■ Task details:
Output the listing exactly, leaving out no line.

■ Given entries:
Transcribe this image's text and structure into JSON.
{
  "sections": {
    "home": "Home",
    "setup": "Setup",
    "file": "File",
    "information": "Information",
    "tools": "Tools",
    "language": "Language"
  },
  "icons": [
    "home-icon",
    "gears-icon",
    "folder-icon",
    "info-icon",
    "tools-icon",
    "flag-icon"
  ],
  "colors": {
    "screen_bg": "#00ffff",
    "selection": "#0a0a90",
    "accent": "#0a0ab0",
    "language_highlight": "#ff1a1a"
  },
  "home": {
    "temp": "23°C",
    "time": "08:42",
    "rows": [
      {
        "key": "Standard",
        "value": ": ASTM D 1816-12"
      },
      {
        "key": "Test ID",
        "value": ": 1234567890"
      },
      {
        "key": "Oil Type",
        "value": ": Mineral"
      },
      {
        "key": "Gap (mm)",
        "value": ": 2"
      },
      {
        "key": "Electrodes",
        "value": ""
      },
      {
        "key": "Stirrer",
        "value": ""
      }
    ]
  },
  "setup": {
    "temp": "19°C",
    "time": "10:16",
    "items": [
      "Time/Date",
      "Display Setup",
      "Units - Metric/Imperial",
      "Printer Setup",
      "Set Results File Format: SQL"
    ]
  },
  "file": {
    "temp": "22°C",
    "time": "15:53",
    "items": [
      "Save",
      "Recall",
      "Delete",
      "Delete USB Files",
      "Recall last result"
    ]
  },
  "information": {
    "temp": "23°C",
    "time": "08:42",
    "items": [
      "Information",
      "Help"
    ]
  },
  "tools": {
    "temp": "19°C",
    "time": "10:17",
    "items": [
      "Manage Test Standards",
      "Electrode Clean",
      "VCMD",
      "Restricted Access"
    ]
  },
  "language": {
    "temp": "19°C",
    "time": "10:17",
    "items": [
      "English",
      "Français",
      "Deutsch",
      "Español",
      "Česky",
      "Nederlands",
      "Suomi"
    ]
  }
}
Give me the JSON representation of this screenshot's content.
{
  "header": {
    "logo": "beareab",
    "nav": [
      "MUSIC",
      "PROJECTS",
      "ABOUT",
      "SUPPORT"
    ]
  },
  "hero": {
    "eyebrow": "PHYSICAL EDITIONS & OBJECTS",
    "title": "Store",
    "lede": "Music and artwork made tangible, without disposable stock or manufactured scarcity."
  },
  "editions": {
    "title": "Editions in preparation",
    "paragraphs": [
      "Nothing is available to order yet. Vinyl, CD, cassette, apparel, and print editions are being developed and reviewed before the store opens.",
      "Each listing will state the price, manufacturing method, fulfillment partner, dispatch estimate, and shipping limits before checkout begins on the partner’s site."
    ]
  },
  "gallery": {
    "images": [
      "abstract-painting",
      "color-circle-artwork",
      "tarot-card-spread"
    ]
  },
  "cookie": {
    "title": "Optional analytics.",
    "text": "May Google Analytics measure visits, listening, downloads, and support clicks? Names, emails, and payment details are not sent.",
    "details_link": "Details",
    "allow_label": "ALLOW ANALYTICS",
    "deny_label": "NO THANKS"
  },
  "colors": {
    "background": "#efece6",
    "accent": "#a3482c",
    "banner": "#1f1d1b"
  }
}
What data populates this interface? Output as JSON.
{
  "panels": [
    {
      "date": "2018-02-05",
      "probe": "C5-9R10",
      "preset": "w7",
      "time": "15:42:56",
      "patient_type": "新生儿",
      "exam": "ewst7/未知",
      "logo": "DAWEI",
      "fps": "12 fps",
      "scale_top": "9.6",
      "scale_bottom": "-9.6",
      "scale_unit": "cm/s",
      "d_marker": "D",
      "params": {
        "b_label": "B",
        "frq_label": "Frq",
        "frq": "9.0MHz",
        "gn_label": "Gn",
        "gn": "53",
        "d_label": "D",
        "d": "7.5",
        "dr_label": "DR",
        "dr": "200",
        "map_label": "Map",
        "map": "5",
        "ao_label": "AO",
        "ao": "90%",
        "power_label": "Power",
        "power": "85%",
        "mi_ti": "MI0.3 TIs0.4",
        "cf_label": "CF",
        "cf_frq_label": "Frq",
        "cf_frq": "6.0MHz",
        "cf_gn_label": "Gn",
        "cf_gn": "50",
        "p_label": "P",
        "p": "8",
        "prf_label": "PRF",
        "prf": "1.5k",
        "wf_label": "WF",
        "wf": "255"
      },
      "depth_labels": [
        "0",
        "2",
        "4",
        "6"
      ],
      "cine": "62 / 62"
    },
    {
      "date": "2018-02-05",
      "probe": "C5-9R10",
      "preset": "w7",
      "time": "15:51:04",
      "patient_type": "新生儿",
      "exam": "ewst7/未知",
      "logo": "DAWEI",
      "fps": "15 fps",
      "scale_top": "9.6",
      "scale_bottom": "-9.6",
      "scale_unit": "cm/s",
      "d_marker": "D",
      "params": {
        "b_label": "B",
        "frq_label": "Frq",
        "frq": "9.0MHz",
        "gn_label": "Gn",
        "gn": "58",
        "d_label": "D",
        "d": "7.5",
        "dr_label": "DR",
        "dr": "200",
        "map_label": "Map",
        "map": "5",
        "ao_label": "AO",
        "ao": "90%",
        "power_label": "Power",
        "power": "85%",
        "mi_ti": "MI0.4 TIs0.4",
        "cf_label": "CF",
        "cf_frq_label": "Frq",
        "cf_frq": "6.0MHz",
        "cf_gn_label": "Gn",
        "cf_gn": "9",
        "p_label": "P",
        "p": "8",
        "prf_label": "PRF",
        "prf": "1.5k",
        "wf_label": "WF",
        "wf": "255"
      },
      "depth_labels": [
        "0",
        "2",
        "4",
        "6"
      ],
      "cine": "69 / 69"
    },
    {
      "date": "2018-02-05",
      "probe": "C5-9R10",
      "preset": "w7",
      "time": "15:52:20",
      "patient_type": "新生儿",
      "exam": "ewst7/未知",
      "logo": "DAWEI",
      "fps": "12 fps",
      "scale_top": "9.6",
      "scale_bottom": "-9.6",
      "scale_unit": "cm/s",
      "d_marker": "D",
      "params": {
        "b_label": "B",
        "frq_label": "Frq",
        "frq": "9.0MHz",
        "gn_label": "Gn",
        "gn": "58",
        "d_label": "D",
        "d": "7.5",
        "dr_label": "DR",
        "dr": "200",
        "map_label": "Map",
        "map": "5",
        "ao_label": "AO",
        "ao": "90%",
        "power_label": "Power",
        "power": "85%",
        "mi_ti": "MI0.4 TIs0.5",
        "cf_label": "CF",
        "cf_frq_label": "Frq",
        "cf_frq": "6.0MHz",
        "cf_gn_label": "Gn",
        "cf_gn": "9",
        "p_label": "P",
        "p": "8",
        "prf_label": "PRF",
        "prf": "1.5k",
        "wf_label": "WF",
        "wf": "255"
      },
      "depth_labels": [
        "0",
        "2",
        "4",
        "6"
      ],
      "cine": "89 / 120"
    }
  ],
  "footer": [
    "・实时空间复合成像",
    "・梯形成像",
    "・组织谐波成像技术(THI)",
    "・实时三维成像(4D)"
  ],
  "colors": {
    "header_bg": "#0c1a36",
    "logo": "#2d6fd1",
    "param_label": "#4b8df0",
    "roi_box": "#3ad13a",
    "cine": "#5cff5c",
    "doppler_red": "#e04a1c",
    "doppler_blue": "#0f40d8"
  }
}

■ Result below:
Transcribe this image's text and structure into JSON.
{
  "sections": {
    "home": "Home",
    "setup": "Setup",
    "file": "File",
    "information": "Information",
    "tools": "Tools",
    "language": "Language"
  },
  "icons": [
    "home-icon",
    "gears-icon",
    "folder-icon",
    "info-icon",
    "tools-icon",
    "flag-icon"
  ],
  "colors": {
    "screen_bg": "#00ffff",
    "selection": "#0a0a90",
    "accent": "#0a0ab0",
    "language_highlight": "#ff1a1a"
  },
  "home": {
    "temp": "23°C",
    "time": "08:42",
    "rows": [
      {
        "key": "Standard",
        "value": ": ASTM D 1816-12"
      },
      {
        "key": "Test ID",
        "value": ": 1234567890"
      },
      {
        "key": "Oil Type",
        "value": ": Mineral"
      },
      {
        "key": "Gap (mm)",
        "value": ": 2"
      },
      {
        "key": "Electrodes",
        "value": ""
      },
      {
        "key": "Stirrer",
        "value": ""
      }
    ]
  },
  "setup": {
    "temp": "19°C",
    "time": "10:16",
    "items": [
      "Time/Date",
      "Display Setup",
      "Units - Metric/Imperial",
      "Printer Setup",
      "Set Results File Format: SQL"
    ]
  },
  "file": {
    "temp": "22°C",
    "time": "15:53",
    "items": [
      "Save",
      "Recall",
      "Delete",
      "Delete USB Files",
      "Recall last result"
    ]
  },
  "information": {
    "temp": "23°C",
    "time": "08:42",
    "items": [
      "Information",
      "Help"
    ]
  },
  "tools": {
    "temp": "19°C",
    "time": "10:17",
    "items": [
      "Manage Test Standards",
      "Electrode Clean",
      "VCMD",
      "Restricted Access"
    ]
  },
  "language": {
    "temp": "19°C",
    "time": "10:17",
    "items": [
      "English",
      "Français",
      "Deutsch",
      "Español",
      "Česky",
      "Nederlands",
      "Suomi"
    ]
  }
}
Give me the JSON representation of this screenshot's content.
{
  "header": {
    "logo": "beareab",
    "nav": [
      "MUSIC",
      "PROJECTS",
      "ABOUT",
      "SUPPORT"
    ]
  },
  "hero": {
    "eyebrow": "PHYSICAL EDITIONS & OBJECTS",
    "title": "Store",
    "lede": "Music and artwork made tangible, without disposable stock or manufactured scarcity."
  },
  "editions": {
    "title": "Editions in preparation",
    "paragraphs": [
      "Nothing is available to order yet. Vinyl, CD, cassette, apparel, and print editions are being developed and reviewed before the store opens.",
      "Each listing will state the price, manufacturing method, fulfillment partner, dispatch estimate, and shipping limits before checkout begins on the partner’s site."
    ]
  },
  "gallery": {
    "images": [
      "abstract-painting",
      "color-circle-artwork",
      "tarot-card-spread"
    ]
  },
  "cookie": {
    "title": "Optional analytics.",
    "text": "May Google Analytics measure visits, listening, downloads, and support clicks? Names, emails, and payment details are not sent.",
    "details_link": "Details",
    "allow_label": "ALLOW ANALYTICS",
    "deny_label": "NO THANKS"
  },
  "colors": {
    "background": "#efece6",
    "accent": "#a3482c",
    "banner": "#1f1d1b"
  }
}
What data populates this interface? Output as JSON.
{
  "panels": [
    {
      "date": "2018-02-05",
      "probe": "C5-9R10",
      "preset": "w7",
      "time": "15:42:56",
      "patient_type": "新生儿",
      "exam": "ewst7/未知",
      "logo": "DAWEI",
      "fps": "12 fps",
      "scale_top": "9.6",
      "scale_bottom": "-9.6",
      "scale_unit": "cm/s",
      "d_marker": "D",
      "params": {
        "b_label": "B",
        "frq_label": "Frq",
        "frq": "9.0MHz",
        "gn_label": "Gn",
        "gn": "53",
        "d_label": "D",
        "d": "7.5",
        "dr_label": "DR",
        "dr": "200",
        "map_label": "Map",
        "map": "5",
        "ao_label": "AO",
        "ao": "90%",
        "power_label": "Power",
        "power": "85%",
        "mi_ti": "MI0.3 TIs0.4",
        "cf_label": "CF",
        "cf_frq_label": "Frq",
        "cf_frq": "6.0MHz",
        "cf_gn_label": "Gn",
        "cf_gn": "50",
        "p_label": "P",
        "p": "8",
        "prf_label": "PRF",
        "prf": "1.5k",
        "wf_label": "WF",
        "wf": "255"
      },
      "depth_labels": [
        "0",
        "2",
        "4",
        "6"
      ],
      "cine": "62 / 62"
    },
    {
      "date": "2018-02-05",
      "probe": "C5-9R10",
      "preset": "w7",
      "time": "15:51:04",
      "patient_type": "新生儿",
      "exam": "ewst7/未知",
      "logo": "DAWEI",
      "fps": "15 fps",
      "scale_top": "9.6",
      "scale_bottom": "-9.6",
      "scale_unit": "cm/s",
      "d_marker": "D",
      "params": {
        "b_label": "B",
        "frq_label": "Frq",
        "frq": "9.0MHz",
        "gn_label": "Gn",
        "gn": "58",
        "d_label": "D",
        "d": "7.5",
        "dr_label": "DR",
        "dr": "200",
        "map_label": "Map",
        "map": "5",
        "ao_label": "AO",
        "ao": "90%",
        "power_label": "Power",
        "power": "85%",
        "mi_ti": "MI0.4 TIs0.4",
        "cf_label": "CF",
        "cf_frq_label": "Frq",
        "cf_frq": "6.0MHz",
        "cf_gn_label": "Gn",
        "cf_gn": "9",
        "p_label": "P",
        "p": "8",
        "prf_label": "PRF",
        "prf": "1.5k",
        "wf_label": "WF",
        "wf": "255"
      },
      "depth_labels": [
        "0",
        "2",
        "4",
        "6"
      ],
      "cine": "69 / 69"
    },
    {
      "date": "2018-02-05",
      "probe": "C5-9R10",
      "preset": "w7",
      "time": "15:52:20",
      "patient_type": "新生儿",
      "exam": "ewst7/未知",
      "logo": "DAWEI",
      "fps": "12 fps",
      "scale_top": "9.6",
      "scale_bottom": "-9.6",
      "scale_unit": "cm/s",
      "d_marker": "D",
      "params": {
        "b_label": "B",
        "frq_label": "Frq",
        "frq": "9.0MHz",
        "gn_label": "Gn",
        "gn": "58",
        "d_label": "D",
        "d": "7.5",
        "dr_label": "DR",
        "dr": "200",
        "map_label": "Map",
        "map": "5",
        "ao_label": "AO",
        "ao": "90%",
        "power_label": "Power",
        "power": "85%",
        "mi_ti": "MI0.4 TIs0.5",
        "cf_label": "CF",
        "cf_frq_label": "Frq",
        "cf_frq": "6.0MHz",
        "cf_gn_label": "Gn",
        "cf_gn": "9",
        "p_label": "P",
        "p": "8",
        "prf_label": "PRF",
        "prf": "1.5k",
        "wf_label": "WF",
        "wf": "255"
      },
      "depth_labels": [
        "0",
        "2",
        "4",
        "6"
      ],
      "cine": "89 / 120"
    }
  ],
  "footer": [
    "・实时空间复合成像",
    "・梯形成像",
    "・组织谐波成像技术(THI)",
    "・实时三维成像(4D)"
  ],
  "colors": {
    "header_bg": "#0c1a36",
    "logo": "#2d6fd1",
    "param_label": "#4b8df0",
    "roi_box": "#3ad13a",
    "cine": "#5cff5c",
    "doppler_red": "#e04a1c",
    "doppler_blue": "#0f40d8"
  }
}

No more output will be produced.